Pakistan ex-PM Imran Khan refuses to allow police search
The former prime minister of Pakistan, Imran Khan, has refused to allow police to search his home, saying that they must be supervised. Khan earlier appeared in court to seek protection from arrest.
Pakistan remained tense on Friday as former Prime Minister Imran Khan refused to allow police to search his house, laying out his terms for any such operation.
Hundreds of police officers were deployed around Khan's home in eastern Lahore ahead of the planned search for suspects said to be involved in attacks on state and army buildings earlier this month.
What are the latest developments?
Police, along with government officials, had earlier arrived at the former prime minister and international cricket star's home.
Agreeing on the terms of the search was part of the latest wrangle between Khan and authorities, amid deepening political instability in the country of 220 million people.
Police allege that Khan was sheltering between 30 to 40 suspects linked to the violence and had threatened to raid the premises under a court order to detain them. However, authorities said they would only start the search for suspects after agreeing on terms and conditions.
Khan has refused to allow a search until his stipulations are met. He said he feared that, if unsupervised, police might plant weapons and that a search could only be conducted by a panel set up by a high court. He also said a female officer should accompany the team.
The 70-year-old's home, in the Zaman Park neighborhood of Lahore, was a site of battles between his supporters and police who had tried to arrest him in March for not showing up in court.
At least 10 people died in the unrest, which only receded after Khan's release was ordered by Pakistan's Supreme Court.
Khan was released from arrest last week and he returned home to Lahore.
While police have sought Khan on charges of inciting supporters of his Pakistan Tehreek-e-Insaf party to violence, he denies the allegation given that he was in the custody of the National Accountability Bureau at the time. That agency had arrested him as part of a corruption case. Khan has also faced charges under the country's anti-terrorism laws over protests he is alleged to have incited last year.
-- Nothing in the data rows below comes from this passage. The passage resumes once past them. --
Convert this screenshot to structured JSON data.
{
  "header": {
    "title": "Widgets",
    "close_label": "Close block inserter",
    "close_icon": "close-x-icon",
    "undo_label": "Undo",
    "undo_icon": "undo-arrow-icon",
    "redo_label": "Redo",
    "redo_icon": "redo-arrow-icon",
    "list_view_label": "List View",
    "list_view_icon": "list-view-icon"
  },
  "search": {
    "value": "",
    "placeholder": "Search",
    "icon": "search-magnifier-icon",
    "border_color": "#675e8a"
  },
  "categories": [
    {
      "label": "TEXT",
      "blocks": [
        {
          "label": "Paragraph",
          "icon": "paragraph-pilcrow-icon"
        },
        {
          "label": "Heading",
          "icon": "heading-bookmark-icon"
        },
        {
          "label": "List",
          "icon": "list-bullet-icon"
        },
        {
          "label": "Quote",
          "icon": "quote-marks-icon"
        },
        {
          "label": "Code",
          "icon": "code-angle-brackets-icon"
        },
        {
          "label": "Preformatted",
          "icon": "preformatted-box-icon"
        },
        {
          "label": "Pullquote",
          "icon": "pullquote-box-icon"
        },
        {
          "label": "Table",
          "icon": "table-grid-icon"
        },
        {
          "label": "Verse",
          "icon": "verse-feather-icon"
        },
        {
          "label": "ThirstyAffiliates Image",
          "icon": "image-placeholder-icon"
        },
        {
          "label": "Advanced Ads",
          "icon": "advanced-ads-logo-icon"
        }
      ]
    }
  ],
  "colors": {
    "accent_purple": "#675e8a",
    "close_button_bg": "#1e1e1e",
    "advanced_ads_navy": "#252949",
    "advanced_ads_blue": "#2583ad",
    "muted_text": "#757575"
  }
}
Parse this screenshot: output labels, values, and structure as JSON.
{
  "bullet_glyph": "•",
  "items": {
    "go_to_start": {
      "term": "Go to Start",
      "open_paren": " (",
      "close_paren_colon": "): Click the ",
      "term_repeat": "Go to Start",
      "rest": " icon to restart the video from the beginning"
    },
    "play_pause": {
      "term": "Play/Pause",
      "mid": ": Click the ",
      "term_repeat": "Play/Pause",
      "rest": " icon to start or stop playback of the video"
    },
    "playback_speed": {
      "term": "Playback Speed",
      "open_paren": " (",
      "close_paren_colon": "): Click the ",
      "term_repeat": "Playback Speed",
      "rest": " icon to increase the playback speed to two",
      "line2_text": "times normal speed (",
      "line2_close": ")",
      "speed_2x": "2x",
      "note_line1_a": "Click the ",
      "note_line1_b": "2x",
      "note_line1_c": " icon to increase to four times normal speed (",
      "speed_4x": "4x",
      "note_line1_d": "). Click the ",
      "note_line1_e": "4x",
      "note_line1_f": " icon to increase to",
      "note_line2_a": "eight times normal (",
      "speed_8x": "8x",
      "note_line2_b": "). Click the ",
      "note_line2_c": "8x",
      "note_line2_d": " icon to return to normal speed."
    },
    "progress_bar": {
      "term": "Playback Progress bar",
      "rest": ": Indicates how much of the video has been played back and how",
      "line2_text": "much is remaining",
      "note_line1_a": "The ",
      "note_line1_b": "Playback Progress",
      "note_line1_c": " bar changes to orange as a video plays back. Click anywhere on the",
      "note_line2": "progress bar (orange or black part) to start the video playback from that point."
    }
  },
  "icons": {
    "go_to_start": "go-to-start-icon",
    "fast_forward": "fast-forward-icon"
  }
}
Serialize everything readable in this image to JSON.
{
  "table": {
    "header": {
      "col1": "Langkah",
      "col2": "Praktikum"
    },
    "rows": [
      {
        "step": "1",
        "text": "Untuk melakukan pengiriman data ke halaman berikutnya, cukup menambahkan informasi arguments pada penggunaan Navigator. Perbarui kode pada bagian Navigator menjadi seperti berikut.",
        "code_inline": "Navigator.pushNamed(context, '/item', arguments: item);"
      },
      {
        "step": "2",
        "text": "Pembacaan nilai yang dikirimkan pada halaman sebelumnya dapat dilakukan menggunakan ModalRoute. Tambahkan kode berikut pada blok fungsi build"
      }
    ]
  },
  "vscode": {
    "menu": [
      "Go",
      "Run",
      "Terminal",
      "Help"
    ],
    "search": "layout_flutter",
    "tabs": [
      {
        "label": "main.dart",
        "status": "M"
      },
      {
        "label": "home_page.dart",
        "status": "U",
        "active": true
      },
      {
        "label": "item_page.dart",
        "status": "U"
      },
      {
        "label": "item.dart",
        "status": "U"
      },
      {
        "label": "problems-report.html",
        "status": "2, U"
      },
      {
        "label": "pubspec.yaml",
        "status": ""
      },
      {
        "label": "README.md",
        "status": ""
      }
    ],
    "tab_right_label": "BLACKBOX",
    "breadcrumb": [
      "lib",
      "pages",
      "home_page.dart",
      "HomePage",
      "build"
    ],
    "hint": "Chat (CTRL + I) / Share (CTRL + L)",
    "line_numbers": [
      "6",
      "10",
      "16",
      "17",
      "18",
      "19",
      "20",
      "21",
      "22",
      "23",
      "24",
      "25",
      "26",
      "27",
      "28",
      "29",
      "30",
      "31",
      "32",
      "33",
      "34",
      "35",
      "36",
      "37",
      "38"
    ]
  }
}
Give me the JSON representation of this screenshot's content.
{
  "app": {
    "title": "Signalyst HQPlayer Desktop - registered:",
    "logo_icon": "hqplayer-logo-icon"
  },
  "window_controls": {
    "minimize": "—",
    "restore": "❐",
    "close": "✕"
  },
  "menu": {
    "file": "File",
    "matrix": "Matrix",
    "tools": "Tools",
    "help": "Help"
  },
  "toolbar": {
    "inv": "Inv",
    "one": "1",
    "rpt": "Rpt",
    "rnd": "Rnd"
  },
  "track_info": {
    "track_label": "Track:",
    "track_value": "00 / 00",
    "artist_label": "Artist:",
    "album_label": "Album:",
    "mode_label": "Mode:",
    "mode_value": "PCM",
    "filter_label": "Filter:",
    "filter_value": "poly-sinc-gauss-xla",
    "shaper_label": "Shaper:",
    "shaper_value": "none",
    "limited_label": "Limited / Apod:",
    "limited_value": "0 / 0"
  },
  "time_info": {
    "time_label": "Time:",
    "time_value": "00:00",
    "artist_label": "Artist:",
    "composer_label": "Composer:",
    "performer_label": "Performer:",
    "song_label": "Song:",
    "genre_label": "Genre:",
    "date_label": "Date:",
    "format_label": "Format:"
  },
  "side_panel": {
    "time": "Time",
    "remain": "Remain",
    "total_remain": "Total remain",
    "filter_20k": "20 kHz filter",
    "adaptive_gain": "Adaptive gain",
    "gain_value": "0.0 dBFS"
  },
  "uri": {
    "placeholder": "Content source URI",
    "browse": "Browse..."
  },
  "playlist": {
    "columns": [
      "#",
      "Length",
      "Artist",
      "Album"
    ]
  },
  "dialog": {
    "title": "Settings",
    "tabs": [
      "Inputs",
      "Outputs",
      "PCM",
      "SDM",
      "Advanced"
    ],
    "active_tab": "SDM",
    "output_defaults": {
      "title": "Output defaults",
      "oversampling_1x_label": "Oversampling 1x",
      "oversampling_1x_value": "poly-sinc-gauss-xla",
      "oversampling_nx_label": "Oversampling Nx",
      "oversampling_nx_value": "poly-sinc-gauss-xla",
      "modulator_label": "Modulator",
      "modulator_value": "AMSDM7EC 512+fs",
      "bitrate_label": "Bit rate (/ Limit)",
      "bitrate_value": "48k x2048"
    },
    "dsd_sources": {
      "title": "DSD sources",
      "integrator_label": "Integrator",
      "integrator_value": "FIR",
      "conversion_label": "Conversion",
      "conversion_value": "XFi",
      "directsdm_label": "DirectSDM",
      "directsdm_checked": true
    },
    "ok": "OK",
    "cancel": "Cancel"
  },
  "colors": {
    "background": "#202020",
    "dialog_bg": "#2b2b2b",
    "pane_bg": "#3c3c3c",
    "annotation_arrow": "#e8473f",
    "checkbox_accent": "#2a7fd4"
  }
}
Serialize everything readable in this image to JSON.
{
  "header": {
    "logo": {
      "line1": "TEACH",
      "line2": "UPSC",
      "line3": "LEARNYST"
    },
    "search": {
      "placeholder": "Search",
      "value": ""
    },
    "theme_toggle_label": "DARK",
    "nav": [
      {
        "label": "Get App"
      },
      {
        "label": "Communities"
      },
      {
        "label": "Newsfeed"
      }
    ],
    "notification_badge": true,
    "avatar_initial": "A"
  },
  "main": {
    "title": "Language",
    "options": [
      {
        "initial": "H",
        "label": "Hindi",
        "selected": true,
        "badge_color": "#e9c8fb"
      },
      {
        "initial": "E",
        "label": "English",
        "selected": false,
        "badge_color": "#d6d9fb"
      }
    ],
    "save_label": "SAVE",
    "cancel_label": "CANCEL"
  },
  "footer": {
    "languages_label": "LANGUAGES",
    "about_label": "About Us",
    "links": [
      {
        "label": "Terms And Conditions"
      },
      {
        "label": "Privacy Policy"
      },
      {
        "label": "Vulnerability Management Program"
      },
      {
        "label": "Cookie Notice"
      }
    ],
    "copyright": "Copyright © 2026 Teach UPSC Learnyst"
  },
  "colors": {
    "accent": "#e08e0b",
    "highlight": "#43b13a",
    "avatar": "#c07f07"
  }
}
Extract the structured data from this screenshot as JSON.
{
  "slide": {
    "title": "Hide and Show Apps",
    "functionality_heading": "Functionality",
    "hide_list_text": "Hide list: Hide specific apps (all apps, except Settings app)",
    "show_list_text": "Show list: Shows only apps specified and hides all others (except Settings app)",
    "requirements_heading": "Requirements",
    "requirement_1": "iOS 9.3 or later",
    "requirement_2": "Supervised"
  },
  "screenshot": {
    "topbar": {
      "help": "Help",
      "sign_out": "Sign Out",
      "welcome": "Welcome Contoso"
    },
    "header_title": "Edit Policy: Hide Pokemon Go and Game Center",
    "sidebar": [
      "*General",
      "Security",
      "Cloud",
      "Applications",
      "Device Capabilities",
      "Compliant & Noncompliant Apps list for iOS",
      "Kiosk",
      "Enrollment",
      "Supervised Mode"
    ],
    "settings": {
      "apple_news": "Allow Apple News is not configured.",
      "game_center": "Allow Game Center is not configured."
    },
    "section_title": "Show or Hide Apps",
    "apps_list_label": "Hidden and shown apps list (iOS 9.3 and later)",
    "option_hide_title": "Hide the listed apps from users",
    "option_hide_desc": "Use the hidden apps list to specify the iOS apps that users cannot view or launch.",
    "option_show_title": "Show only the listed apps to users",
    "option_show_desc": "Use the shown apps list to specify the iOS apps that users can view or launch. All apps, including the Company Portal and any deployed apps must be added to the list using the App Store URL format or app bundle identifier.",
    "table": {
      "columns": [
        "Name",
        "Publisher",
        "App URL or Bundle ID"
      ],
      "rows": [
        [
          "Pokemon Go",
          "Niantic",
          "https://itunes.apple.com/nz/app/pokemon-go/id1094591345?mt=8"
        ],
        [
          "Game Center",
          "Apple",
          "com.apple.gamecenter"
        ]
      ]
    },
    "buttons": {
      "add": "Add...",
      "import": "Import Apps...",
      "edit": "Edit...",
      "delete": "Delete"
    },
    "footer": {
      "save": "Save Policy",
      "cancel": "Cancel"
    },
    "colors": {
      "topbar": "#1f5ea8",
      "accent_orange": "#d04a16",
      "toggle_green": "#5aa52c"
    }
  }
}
Khan appeared conciliatory as he condemned the violence before an anti-terrorism court in Lahore, where he was seeking protection from arrest in multiple terrorism cases. The judge granted him protection from arrest in three terrorism cases until early June.
Background of political turmoil
After he was forced from power in a no-confidence vote by lawmakers, Khan has faced multiple corruption charges in Pakistani courts.
The former international cricket star was indicted on claims that he unlawfully sold state gifts while serving as prime minister from 2018 to 2022. His arrest was based on a new warrant for a separate corruption case related to property.
Khan and his supporters claim the proceedings are politically motivated.
Khan's arrest and the subsequent violence have exacerbated Pakistan's political turmoil at a time of deepening economic woes. Authorities are also facing an uptick in militant attacks.
Sirajul Haq, the leader of Pakistan's key Islamist Jamaat-e-Islami party, narrowly escaped a suicide attack in Zhob, in the southwestern province of Balochistan on Friday, police said. The bomber detonated explosives strapped to his waist while Haq was entering the district as part of a car convoy.
Although Haq was said to be safe, five people were wounded in the attack.
While was no immediate claim for the bombing, militants and other armed groups have for decades staged attacks in Balochistan — a region stretching across the borders of Pakistan, Iran, and Afghanistan which has a nationalist independence movement.